■ Action item: Pull out every line below containing the word "this".

■ Material provided:
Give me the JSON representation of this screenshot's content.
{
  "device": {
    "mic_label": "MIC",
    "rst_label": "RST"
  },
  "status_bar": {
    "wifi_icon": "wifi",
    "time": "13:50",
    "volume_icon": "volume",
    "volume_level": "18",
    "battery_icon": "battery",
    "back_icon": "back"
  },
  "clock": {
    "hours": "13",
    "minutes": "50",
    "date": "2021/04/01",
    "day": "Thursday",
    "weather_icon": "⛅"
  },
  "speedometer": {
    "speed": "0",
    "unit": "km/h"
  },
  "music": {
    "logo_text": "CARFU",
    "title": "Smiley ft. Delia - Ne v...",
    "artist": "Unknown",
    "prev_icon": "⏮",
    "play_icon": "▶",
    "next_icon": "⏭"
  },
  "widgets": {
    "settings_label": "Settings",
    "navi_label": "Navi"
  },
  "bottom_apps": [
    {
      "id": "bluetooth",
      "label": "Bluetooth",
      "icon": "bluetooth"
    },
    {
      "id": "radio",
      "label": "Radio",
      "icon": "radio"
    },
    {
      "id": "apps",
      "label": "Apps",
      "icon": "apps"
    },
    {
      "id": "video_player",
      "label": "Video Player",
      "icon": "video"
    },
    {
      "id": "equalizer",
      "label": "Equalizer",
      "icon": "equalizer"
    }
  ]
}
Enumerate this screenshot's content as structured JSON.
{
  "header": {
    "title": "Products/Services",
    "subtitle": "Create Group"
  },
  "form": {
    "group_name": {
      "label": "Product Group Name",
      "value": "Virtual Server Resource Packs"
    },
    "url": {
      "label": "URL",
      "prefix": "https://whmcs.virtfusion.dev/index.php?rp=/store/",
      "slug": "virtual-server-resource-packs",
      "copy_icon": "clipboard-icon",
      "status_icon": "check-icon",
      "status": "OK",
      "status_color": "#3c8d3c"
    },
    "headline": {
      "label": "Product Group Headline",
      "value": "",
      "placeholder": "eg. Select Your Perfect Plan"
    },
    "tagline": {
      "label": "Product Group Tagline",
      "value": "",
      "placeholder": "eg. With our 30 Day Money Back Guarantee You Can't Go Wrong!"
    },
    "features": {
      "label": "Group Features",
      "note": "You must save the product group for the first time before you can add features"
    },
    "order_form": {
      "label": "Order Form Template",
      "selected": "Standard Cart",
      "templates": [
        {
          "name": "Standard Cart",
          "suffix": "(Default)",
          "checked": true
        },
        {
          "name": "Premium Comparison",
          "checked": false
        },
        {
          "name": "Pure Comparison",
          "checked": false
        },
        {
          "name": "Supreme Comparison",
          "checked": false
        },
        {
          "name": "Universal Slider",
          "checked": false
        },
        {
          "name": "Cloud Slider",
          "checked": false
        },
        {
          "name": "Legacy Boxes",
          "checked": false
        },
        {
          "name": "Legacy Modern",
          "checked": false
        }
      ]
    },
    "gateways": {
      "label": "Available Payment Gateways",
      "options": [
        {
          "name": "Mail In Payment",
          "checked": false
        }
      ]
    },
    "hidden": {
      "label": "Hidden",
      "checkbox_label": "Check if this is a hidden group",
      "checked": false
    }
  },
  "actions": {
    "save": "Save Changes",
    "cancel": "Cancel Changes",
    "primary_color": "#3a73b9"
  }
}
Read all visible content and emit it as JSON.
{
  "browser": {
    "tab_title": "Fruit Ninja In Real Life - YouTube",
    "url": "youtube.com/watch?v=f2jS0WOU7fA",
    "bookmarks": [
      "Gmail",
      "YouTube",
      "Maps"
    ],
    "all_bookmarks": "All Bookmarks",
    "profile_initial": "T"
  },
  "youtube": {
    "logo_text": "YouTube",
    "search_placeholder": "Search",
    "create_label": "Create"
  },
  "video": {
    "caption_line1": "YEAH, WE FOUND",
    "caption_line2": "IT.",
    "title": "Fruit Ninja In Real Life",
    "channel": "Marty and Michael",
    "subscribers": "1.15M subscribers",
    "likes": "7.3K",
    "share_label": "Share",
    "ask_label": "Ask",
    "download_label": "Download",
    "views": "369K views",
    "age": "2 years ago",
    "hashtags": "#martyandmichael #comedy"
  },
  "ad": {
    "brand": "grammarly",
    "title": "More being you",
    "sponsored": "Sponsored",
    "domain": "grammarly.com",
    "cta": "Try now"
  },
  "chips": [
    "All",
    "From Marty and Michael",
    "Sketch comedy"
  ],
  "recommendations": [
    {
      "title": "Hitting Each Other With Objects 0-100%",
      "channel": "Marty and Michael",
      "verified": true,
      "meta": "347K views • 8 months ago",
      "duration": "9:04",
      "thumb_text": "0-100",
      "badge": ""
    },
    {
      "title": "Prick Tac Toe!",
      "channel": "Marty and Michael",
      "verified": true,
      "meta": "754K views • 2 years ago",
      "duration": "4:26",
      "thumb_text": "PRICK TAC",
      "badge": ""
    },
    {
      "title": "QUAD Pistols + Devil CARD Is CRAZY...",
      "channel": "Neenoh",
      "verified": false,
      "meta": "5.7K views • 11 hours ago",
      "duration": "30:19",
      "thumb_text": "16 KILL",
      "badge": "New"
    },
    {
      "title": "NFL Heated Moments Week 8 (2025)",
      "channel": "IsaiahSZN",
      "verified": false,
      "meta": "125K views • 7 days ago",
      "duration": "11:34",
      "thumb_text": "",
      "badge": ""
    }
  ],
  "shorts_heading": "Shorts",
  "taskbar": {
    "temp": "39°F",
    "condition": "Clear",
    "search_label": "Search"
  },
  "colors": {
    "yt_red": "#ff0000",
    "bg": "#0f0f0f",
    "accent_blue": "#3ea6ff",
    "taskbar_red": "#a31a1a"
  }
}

■ Exercise solution:
Give me the JSON representation of this screenshot's content.
Enumerate this screenshot's content as structured JSON.
      "checkbox_label": "Check if this is a hidden group",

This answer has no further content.